CAMBRIDGE, Mass.--Researchers at the Massachusetts Institute of Technology (MIT) have found that a pavement property called deflection could save more that $15 billion in annual fuel costs and reduce greenhouse gas emissions.
A study released today focuses on the interplay between a vehicle and the road, and how that interplay can affect fuel consumption. Known as pavement-vehicle interaction, it is seen in three forms: roughness, texture and deflection.
The report, titled "Where the Rubber Meets the Road: Estimating the Impact of Deflection-Induced Pavement-Vehicle Interaction on Fuel Consumption," focuses on deflection. Deflection refers to the small dent in the pavement that a car creates as it moves down the road. This dent creates a slight but constant uphill climb, which burns more fuel. The effect is similar to walking on sand. With each step, your feet sink and create a dip.
Concrete pavements, inherently stiffer than asphalt, can reduce a car's "footprint" and gas costs.
By reducing the environmental footprint of our pavement systems, MIT researchers hope to achieve a more sustainable national infrastructure.
"The goal is to better understand the environmental impact of the roads we drive on every day," says Professor Franz-Josef Ulm, the George Macomber Professor in MIT's Department of Civil and Environmental Engineering.
"How does the interaction between the road and vehicle affect fuel consumption? The answer could lead to a new strategy for significantly improving fuel efficiency and reducing transportation emissions."
In a previous study, MIT researchers found that using stiffer pavements decreases deflection and reduces fuel consumption by as much as three percent -- a savings that could add up to 273 million barrels of crude oil per year, or $15.6 billion.
Reducing fuel consumption is an important aspect of climate change mitigation, according to the report. The U.S. transportation sector alone burns more than 174 billion gallons of fuel each year, making up 27 percent of total greenhouse gas emissions, as well as contributing to human health concerns like smog.
"While the use of fossil fuel-based transportation may be inevitable," says the MIT report, "Improving fuel efficiency can create big change -- for example, a one percent reduction in fuel consumption could cut greenhouse gas emissions by up to 15.5 million tons of carbon dioxide per year."
The model developed by MIT estimates deflection based on a pavements materials and structure. It can also be used to estimate the fuel consumption of various types of vehicles, providing a framework for environmentally friendly design and maintenance decisions by public officials.

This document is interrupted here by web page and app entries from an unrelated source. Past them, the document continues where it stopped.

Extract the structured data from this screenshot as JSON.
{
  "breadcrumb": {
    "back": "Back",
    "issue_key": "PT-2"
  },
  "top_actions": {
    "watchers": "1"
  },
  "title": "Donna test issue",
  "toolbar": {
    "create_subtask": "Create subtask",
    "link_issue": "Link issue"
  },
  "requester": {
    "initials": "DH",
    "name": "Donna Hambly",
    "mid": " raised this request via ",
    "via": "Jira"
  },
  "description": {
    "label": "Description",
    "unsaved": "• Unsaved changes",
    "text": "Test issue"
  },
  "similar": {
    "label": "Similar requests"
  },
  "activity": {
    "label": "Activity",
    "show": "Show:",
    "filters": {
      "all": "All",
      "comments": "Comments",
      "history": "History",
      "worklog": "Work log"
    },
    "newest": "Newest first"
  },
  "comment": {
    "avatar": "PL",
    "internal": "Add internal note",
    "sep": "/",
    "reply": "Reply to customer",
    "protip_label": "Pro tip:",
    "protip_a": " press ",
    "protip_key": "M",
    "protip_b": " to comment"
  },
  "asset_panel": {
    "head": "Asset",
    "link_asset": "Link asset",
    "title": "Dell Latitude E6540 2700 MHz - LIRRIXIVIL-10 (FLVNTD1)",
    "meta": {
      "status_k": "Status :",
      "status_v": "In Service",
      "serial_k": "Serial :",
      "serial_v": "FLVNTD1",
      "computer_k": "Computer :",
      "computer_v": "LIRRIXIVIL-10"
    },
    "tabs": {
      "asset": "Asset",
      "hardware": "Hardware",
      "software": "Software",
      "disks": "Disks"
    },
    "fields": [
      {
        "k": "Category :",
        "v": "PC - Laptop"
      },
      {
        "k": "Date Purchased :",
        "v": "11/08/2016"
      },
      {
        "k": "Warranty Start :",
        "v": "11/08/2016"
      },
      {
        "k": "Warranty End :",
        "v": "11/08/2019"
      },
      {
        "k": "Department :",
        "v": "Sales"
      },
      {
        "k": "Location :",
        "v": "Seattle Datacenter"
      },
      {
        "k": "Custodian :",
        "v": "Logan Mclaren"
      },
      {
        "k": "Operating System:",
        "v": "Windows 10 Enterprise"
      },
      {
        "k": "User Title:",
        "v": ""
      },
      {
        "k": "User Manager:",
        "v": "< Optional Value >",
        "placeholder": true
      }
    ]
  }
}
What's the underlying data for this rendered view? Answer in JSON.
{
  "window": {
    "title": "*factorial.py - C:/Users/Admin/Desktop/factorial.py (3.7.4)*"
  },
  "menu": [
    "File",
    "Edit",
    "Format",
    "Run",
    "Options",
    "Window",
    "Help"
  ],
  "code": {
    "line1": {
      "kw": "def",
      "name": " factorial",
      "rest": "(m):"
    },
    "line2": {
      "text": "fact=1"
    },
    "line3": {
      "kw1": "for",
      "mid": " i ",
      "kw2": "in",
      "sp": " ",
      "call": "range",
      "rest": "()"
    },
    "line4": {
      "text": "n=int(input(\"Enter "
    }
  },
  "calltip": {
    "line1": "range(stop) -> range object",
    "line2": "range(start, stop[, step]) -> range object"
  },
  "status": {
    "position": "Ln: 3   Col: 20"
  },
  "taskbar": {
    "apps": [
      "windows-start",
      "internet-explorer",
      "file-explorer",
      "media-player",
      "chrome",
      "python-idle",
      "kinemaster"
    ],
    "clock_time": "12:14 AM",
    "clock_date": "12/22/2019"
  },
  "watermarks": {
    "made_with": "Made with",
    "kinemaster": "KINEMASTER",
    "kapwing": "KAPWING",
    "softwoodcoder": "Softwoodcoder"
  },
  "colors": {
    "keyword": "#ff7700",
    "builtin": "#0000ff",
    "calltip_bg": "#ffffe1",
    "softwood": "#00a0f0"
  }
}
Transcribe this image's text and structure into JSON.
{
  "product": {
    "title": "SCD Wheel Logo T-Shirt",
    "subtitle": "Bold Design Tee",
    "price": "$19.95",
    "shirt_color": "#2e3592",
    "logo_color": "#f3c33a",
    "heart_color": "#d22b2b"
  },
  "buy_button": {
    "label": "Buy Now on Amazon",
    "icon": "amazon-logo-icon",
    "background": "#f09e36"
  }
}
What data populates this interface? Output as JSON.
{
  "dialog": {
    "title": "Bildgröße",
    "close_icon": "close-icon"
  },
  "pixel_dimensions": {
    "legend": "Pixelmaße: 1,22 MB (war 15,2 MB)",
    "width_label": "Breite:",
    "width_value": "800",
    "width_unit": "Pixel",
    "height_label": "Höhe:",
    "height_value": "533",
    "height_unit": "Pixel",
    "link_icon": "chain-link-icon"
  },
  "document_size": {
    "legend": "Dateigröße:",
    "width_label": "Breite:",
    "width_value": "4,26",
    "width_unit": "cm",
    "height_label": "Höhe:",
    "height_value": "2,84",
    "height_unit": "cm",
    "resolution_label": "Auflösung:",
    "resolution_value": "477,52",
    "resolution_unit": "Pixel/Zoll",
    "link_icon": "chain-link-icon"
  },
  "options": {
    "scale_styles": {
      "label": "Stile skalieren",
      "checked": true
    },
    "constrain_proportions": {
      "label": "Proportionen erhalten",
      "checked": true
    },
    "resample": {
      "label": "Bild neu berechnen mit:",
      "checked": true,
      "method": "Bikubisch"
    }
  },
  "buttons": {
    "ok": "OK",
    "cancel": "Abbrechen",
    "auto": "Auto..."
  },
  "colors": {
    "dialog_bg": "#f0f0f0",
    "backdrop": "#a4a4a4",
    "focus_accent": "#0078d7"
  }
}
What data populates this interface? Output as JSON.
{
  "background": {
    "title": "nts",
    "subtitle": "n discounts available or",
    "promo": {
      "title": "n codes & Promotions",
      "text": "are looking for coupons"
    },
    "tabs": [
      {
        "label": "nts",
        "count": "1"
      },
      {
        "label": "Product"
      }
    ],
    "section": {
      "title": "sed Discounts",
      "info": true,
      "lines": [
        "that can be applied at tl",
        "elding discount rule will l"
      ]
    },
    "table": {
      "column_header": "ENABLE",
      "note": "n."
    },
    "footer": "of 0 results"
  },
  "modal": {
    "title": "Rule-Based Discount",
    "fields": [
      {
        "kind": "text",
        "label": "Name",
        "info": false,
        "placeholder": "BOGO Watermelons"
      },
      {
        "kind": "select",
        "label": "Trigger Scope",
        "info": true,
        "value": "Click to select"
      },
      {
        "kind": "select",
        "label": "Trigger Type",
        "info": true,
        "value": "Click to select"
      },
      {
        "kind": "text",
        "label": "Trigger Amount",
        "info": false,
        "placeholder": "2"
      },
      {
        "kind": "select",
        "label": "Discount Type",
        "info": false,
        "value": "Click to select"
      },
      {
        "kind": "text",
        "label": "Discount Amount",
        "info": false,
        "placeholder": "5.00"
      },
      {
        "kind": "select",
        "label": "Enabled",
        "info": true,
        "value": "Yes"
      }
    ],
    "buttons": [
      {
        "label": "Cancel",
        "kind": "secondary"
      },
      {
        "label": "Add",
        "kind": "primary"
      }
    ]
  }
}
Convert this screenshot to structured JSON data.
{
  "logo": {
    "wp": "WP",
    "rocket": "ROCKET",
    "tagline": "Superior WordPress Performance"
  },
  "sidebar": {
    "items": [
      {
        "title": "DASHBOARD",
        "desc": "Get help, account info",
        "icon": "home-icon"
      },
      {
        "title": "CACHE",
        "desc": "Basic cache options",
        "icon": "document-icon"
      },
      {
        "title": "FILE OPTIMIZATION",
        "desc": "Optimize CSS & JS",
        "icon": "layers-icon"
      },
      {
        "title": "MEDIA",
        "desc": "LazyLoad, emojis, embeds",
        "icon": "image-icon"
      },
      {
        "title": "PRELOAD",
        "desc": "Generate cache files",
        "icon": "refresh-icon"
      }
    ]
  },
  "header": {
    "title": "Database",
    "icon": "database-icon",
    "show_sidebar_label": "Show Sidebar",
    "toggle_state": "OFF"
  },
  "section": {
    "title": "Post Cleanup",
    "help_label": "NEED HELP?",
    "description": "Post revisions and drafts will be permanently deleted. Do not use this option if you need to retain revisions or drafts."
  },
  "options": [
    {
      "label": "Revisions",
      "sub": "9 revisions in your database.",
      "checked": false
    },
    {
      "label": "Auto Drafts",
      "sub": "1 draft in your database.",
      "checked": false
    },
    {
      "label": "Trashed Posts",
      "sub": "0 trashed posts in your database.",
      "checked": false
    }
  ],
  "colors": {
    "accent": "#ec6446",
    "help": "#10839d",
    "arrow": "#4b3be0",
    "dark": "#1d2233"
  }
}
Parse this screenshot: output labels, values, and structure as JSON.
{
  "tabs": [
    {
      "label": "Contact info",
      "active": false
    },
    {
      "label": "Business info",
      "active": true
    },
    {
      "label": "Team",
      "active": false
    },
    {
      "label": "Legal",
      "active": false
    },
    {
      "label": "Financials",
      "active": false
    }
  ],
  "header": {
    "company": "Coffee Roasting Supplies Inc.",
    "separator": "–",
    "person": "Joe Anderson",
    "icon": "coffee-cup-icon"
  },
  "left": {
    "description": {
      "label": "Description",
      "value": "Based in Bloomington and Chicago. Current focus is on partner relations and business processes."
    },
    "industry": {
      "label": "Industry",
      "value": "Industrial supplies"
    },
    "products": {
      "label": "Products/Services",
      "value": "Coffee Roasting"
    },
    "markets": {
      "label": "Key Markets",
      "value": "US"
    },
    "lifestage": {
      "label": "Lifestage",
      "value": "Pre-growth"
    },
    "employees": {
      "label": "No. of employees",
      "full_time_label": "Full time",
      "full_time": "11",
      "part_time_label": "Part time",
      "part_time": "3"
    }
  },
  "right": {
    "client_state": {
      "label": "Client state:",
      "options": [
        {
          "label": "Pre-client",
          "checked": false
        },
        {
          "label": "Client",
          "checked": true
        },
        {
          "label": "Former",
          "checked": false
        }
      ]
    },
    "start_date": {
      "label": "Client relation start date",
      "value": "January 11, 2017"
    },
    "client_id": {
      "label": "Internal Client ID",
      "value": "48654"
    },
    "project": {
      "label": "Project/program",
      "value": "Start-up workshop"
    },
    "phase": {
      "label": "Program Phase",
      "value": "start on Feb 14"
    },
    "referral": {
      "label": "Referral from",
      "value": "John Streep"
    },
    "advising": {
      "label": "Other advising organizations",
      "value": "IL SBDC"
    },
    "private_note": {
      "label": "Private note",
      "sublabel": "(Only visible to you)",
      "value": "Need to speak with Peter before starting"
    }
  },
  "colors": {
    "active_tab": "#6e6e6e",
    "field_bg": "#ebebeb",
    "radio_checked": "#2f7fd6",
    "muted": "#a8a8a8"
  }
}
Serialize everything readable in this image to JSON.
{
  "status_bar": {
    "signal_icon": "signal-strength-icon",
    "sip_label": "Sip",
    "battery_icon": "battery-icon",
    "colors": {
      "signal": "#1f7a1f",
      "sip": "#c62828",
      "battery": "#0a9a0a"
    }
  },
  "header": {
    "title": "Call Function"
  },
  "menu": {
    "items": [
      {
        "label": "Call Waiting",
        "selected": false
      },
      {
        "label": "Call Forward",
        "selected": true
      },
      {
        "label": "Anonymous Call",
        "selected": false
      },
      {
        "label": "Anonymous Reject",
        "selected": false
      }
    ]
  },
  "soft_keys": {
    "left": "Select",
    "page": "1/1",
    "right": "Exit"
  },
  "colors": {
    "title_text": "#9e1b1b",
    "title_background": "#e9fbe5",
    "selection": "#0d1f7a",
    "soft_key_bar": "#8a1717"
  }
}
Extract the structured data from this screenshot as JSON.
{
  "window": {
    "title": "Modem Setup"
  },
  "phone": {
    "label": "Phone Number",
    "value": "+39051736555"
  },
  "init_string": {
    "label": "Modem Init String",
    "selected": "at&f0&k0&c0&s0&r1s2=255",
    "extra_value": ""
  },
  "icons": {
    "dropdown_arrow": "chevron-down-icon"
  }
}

Current ways to improve fuel efficiency include upgrading to higher efficiency vehicles or maintaining proper tire inflation - all of which are difficult to standardize . But improving fuel efficiency through the design and maintenance of roadways can be controlled by governmental agencies that set standards and policies for construction of our streets and highways.
A copy of "Where the Rubber Meets the Road" is available here.
Additional information on MITs work on pavement design and fuel consumption is available here.
The Concrete Sustainability Hub is a research center established at MIT in collaboration with the Portland Cement Association and the Ready Mixed Concrete Research and Education Foundation.